(Zahid Torres-Rahman) #19

Matthew - are you able to share any examples at the company level and/or industry level?

Matthew Gitsham said:

What I've seen companies doing so far in their engagement with the SDGs is to start by mapping the 17 SDGs and the 169 targets against their existing sustainability priorities and activity areas, to find out where they are already making their most significant contributions to the goals. They are then exploring whether there are major SDG areas where potentially their business could (but isn't yet) make a significant contribution through their core business and/or through a partnership with others.


(Hui Wen Chan) #20

Achieving the SDGs will require partnering across sectors. Companies should look to the SDGs to understand where the public sector will be investing and look for areas of alignment that present opportunities for collaboration to achieve better outcomes. For example, to address the challenges and risks of financing infrastructure in developing countries – a key part of SDG 9, Citi joined the Sustainable Development Investment Partnership, a new public-private sector partnership that aims to derisk investments in infrastructure to mobilize $100 billion in private financing over five years for infrastructure projects in developing countries using development assistance to reduce risk.

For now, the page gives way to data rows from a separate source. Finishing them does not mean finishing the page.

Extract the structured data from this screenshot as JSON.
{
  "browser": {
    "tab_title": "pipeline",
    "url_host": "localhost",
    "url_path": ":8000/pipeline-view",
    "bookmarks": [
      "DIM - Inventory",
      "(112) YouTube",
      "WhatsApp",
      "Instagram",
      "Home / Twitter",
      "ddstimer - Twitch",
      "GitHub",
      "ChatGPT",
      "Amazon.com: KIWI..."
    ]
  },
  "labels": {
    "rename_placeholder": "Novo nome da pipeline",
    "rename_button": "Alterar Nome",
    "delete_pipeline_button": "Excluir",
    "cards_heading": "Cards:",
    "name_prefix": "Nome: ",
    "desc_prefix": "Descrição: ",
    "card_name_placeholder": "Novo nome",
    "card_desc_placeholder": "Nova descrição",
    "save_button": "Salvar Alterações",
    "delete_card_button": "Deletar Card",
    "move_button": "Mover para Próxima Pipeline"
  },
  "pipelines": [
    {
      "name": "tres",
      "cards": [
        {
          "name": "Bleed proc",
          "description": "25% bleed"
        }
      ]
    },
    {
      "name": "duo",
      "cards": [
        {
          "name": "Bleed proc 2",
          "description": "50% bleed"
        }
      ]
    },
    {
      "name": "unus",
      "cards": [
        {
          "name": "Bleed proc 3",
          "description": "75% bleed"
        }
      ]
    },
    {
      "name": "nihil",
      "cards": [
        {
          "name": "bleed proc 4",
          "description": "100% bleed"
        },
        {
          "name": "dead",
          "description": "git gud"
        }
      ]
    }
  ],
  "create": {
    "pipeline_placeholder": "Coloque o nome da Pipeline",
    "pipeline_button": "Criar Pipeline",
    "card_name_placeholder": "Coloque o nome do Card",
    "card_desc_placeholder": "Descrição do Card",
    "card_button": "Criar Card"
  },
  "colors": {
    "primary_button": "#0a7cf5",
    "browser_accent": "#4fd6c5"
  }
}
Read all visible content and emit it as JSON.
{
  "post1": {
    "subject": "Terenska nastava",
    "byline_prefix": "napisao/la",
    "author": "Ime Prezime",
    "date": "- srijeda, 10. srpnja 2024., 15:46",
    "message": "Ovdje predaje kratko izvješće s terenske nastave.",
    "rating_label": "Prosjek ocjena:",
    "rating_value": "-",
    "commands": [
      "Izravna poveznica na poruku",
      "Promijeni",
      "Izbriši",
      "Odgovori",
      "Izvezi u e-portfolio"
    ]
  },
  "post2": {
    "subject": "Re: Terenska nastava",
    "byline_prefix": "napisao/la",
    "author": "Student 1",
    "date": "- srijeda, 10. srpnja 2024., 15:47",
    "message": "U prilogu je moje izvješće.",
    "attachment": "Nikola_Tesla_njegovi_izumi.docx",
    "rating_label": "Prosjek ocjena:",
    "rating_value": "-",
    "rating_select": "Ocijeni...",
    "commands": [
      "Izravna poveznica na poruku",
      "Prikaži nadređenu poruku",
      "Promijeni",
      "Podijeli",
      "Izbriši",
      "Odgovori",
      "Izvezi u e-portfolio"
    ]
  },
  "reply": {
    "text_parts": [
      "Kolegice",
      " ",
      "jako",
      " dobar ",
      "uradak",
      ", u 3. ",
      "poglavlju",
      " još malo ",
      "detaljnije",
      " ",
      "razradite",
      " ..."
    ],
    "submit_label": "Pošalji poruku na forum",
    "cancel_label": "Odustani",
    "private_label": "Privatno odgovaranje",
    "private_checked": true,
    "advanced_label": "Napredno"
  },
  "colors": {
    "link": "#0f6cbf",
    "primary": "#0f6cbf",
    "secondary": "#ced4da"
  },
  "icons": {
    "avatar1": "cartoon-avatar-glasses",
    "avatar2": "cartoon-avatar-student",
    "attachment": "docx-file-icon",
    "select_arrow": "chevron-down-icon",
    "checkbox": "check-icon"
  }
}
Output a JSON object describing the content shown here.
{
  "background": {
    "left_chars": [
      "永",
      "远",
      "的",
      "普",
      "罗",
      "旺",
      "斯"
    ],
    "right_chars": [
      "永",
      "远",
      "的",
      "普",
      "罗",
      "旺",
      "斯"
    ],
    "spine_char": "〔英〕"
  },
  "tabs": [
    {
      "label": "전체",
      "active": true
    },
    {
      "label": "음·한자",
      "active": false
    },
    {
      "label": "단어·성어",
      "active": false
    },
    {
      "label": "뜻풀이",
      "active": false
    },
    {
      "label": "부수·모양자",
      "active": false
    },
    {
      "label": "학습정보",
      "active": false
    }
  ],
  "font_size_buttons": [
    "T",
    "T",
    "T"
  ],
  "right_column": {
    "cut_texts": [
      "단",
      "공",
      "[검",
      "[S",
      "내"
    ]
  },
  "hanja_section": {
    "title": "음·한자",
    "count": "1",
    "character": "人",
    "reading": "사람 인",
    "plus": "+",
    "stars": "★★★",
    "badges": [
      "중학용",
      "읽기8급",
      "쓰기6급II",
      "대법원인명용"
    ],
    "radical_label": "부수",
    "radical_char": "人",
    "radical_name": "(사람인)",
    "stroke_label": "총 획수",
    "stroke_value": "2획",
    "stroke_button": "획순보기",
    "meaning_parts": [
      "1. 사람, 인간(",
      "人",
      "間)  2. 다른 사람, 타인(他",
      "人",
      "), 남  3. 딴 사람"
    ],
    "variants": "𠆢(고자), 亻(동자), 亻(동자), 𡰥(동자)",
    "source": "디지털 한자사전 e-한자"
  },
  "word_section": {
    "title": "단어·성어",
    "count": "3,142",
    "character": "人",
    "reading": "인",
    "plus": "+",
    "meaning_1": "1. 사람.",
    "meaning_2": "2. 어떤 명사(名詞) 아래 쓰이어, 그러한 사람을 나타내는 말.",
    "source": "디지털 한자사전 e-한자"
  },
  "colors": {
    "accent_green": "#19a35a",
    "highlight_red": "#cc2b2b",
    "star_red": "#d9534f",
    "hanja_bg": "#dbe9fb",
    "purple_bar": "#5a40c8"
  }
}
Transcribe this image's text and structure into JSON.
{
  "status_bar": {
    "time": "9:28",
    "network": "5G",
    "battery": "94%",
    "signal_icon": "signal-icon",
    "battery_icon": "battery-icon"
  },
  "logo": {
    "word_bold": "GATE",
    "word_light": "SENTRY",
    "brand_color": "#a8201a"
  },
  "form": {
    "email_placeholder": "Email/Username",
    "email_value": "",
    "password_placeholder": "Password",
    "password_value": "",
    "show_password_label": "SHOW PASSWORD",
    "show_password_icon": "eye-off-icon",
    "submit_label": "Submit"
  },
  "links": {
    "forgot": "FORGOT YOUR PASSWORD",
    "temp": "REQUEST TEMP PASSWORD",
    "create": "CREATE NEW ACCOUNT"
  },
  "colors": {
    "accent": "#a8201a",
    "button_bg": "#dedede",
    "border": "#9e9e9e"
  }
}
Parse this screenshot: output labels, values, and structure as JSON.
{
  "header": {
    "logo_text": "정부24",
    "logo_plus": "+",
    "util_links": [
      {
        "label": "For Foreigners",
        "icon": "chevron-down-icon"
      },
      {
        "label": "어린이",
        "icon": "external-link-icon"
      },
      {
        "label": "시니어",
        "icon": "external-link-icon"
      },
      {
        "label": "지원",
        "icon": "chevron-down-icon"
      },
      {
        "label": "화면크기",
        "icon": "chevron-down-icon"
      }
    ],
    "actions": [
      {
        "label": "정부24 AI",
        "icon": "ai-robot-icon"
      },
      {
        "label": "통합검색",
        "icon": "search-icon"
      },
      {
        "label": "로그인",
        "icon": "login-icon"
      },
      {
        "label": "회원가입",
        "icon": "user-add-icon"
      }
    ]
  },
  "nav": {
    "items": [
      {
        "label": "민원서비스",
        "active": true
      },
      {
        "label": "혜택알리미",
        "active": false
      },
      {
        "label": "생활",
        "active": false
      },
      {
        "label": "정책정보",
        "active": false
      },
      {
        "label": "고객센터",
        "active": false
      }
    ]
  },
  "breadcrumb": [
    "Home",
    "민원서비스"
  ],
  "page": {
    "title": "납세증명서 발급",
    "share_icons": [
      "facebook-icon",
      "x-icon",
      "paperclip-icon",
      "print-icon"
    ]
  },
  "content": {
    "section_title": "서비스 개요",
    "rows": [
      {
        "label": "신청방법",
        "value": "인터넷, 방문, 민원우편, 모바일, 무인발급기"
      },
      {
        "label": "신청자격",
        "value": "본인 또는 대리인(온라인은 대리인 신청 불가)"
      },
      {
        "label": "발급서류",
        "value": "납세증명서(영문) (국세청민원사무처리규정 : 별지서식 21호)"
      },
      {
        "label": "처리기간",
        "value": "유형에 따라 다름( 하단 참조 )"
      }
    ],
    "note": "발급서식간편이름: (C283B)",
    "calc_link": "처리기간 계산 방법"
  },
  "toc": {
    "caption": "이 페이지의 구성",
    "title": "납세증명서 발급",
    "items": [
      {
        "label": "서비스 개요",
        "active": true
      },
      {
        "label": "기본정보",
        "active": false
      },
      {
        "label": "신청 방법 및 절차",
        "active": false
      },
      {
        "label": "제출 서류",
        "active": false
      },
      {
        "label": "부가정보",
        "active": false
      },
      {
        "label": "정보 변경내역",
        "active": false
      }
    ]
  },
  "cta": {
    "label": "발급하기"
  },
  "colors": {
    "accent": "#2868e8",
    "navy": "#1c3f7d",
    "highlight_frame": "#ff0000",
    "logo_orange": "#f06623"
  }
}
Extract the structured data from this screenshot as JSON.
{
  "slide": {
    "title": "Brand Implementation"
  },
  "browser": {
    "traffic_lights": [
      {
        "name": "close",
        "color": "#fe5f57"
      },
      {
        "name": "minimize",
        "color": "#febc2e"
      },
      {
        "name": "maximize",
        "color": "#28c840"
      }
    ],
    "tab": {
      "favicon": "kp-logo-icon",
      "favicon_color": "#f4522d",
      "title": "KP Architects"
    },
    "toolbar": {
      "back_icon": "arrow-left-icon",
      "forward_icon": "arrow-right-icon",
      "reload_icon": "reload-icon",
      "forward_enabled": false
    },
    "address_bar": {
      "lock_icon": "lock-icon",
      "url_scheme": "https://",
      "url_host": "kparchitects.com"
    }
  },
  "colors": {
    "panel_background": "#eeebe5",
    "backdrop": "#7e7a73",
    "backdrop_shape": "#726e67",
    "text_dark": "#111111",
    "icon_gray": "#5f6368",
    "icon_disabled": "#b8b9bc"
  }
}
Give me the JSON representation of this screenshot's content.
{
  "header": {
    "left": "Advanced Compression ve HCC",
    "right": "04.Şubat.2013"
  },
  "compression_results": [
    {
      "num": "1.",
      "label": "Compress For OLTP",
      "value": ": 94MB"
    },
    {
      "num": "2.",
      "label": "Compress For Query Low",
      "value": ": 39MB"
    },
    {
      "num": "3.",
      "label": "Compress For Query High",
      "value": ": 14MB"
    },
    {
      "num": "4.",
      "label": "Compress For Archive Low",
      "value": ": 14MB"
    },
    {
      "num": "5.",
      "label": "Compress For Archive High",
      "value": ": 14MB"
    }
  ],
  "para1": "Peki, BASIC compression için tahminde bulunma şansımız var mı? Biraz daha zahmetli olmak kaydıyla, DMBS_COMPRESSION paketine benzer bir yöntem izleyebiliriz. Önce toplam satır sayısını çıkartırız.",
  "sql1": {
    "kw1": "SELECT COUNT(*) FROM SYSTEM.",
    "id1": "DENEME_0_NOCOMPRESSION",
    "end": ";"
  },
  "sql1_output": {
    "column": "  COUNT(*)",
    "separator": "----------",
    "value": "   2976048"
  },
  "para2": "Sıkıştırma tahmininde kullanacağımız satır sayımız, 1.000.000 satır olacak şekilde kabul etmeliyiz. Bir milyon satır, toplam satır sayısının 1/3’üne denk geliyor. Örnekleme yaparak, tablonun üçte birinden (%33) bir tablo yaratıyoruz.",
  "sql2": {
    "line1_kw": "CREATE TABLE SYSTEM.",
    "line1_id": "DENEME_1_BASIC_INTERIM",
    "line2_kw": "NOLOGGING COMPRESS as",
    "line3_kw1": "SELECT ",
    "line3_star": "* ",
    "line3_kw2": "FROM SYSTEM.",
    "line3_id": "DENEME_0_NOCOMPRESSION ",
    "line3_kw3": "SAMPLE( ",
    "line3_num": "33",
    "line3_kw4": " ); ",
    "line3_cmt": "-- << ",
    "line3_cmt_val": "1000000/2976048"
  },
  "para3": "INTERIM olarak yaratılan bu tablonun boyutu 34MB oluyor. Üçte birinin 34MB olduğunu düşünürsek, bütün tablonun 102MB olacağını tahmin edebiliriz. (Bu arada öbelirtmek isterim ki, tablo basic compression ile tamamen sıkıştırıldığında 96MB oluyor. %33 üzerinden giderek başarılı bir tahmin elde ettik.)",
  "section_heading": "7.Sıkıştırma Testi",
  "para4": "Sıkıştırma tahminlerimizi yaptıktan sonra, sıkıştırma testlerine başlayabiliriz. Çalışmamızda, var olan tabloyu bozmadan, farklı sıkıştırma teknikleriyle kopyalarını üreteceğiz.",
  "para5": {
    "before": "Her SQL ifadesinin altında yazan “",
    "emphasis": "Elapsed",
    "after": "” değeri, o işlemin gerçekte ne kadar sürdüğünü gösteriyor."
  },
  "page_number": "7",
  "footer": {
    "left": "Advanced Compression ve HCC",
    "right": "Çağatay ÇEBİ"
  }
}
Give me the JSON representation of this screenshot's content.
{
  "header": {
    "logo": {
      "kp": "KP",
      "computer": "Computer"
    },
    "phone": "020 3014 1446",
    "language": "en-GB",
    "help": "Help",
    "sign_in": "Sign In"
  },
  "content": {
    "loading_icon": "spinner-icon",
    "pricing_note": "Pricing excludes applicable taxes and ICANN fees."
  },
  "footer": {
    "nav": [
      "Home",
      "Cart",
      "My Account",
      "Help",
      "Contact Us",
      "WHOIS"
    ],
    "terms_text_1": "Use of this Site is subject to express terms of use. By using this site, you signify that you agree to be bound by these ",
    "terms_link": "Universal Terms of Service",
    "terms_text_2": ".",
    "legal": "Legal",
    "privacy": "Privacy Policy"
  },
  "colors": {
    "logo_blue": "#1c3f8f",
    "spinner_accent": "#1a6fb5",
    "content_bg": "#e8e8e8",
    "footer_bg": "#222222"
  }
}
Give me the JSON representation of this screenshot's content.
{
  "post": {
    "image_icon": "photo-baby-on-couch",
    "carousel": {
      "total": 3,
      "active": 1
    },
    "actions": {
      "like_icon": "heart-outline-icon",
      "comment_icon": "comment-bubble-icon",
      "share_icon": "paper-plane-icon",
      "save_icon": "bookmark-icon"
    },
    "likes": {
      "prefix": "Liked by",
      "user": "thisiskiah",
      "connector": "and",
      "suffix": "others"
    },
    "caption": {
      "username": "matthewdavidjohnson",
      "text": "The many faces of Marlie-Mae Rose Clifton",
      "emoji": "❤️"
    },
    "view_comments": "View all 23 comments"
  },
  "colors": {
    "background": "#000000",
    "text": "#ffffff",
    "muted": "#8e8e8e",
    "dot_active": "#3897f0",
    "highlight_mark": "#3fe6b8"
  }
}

This enables Citi and other commercial banks to raise private sector capital for infrastructure and at a much greater scale than the any of the individual partners would have been able to on their own.